Whether you are a hiker, serious walker or a couch potato living vicariously through digital images, "You Can't Get There By Sitting Here" will take you on an enthralling adventure along the length of the Appalachian Trail.
Written by Chuck and Norma Sink this is a fantastic hiking journey of 2,175 miles covering 14 states, from Georgia to Maine. It is a story about perseverance and triumph.
The couple will be at the Putnam County Library Wednesday, Jan. 7 at 7 p.m. to describe their experience. The public is invited and copies of the books will be available for purchase from Fine Print Bookstore.
The Sinks developed a dream of hiking the Appalachian Trail in 1969 while living here in Indiana.
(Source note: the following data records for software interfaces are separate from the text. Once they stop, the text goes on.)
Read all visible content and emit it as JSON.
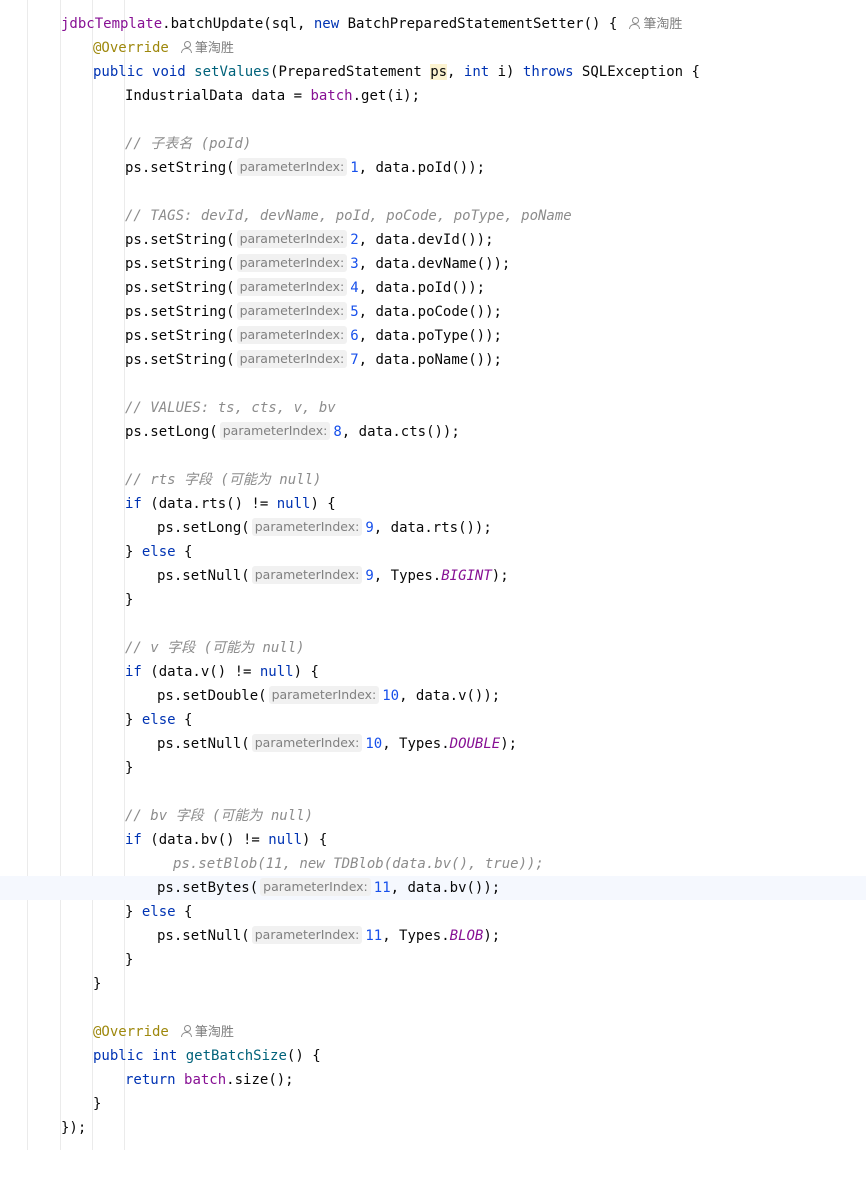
{
  "author": "筆淘胜",
  "code": {
    "l1_obj": "jdbcTemplate",
    "l1_dot": ".batchUpdate(sql, ",
    "l1_new": "new",
    "l1_rest": " BatchPreparedStatementSetter() {",
    "override": "@Override",
    "l3_public": "public",
    "l3_void": "void",
    "l3_method": "setValues",
    "l3_a": "(PreparedStatement ",
    "l3_ps": "ps",
    "l3_comma": ", ",
    "l3_int": "int",
    "l3_i": " i) ",
    "l3_throws": "throws",
    "l3_exc": " SQLException {",
    "l4_a": "IndustrialData data = ",
    "l4_batch": "batch",
    "l4_b": ".get(i);",
    "c_poid": "// 子表名 (poId)",
    "c_tags": "// TAGS: devId, devName, poId, poCode, poType, poName",
    "c_values": "// VALUES: ts, cts, v, bv",
    "c_rts": "// rts 字段 (可能为 null)",
    "c_v": "// v 字段 (可能为 null)",
    "c_bv": "// bv 字段 (可能为 null)",
    "setString": "ps.setString(",
    "setLong": "ps.setLong(",
    "setNull": "ps.setNull(",
    "setDouble": "ps.setDouble(",
    "setBytes": "ps.setBytes(",
    "hint": "parameterIndex:",
    "if": "if",
    "else": "else",
    "null": "null",
    "types": ", Types.",
    "bigint": "BIGINT",
    "double": "DOUBLE",
    "blob": "BLOB",
    "end_paren": ");",
    "close_brace": "}",
    "else_open": " {",
    "p1": "1",
    "p2": "2",
    "p3": "3",
    "p4": "4",
    "p5": "5",
    "p6": "6",
    "p7": "7",
    "p8": "8",
    "p9": "9",
    "p10": "10",
    "p11": "11",
    "arg_poid1": ", data.poId());",
    "arg_devid": ", data.devId());",
    "arg_devname": ", data.devName());",
    "arg_poid2": ", data.poId());",
    "arg_pocode": ", data.poCode());",
    "arg_potype": ", data.poType());",
    "arg_poname": ", data.poName());",
    "arg_cts": ", data.cts());",
    "arg_rts": ", data.rts());",
    "arg_v": ", data.v());",
    "arg_bv": ", data.bv());",
    "if_rts_a": " (data.rts() != ",
    "if_v_a": " (data.v() != ",
    "if_bv_a": " (data.bv() != ",
    "if_end": ") {",
    "blob_comment": "ps.setBlob(11, new TDBlob(data.bv(), true));",
    "public": "public",
    "int": "int",
    "getBatchSize": "getBatchSize",
    "gbs_rest": "() {",
    "return": "return",
    "batch": "batch",
    "size": ".size();",
    "end": "});"
  }
}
The couple met in Marion in 1963 and spent their second date hiking at Turkey Run State Park in nearby Parke County.
But, it wasn't until their children were grown and starting families of their own and they moved to the Great Smoky Mountains area that the idea of actually hiking the trail gelled.
The couple that adopted the trail names of "Chuckles" and "Gotta Go" celebrated their 40th wedding anniversary on the trail.
This book offers much more than just an account of a nine-month hike. It offers valuable information for anyone looking to make the journey 2,175 miles from the southern to northern end of the country.
They offer advice on how to prepare for an epic adventure like hiking the Appalachian Trail. From how to prepare and store food to taking pictures and writing a journal, the couple gives great advice.
They describe their bear bag--a contraption designed to keep critters from getting food.
"We carried a very small bag with a light cord inside and a carabiner attached. The bag was big enough to stuff a rock into for throwing over a tree limb and also to store the rope," wrote the Sinks.
"During the hike, I only lost one of thee bags. It is still hung up in a tree in Virginia. Contrary to Newton's law, what goes up does not always come down," they continued.
The descriptions of the scenic views, the fear after being caught above the tree line in New Hampshire with hurricane winds, and the people they meet along the trail carries the reader right along with them.
It feels as though we are walking the trails, climbing down the boulders, fighting the fatigue and feeling the exhilaration and indescribable beauty of walking through a rain shower or snowstorm.
This is a book not to be missed.
If you can't get to the library you can order one at Fine Print or contact Authorhouse at www.authorhouse.com or call 800-839-8640.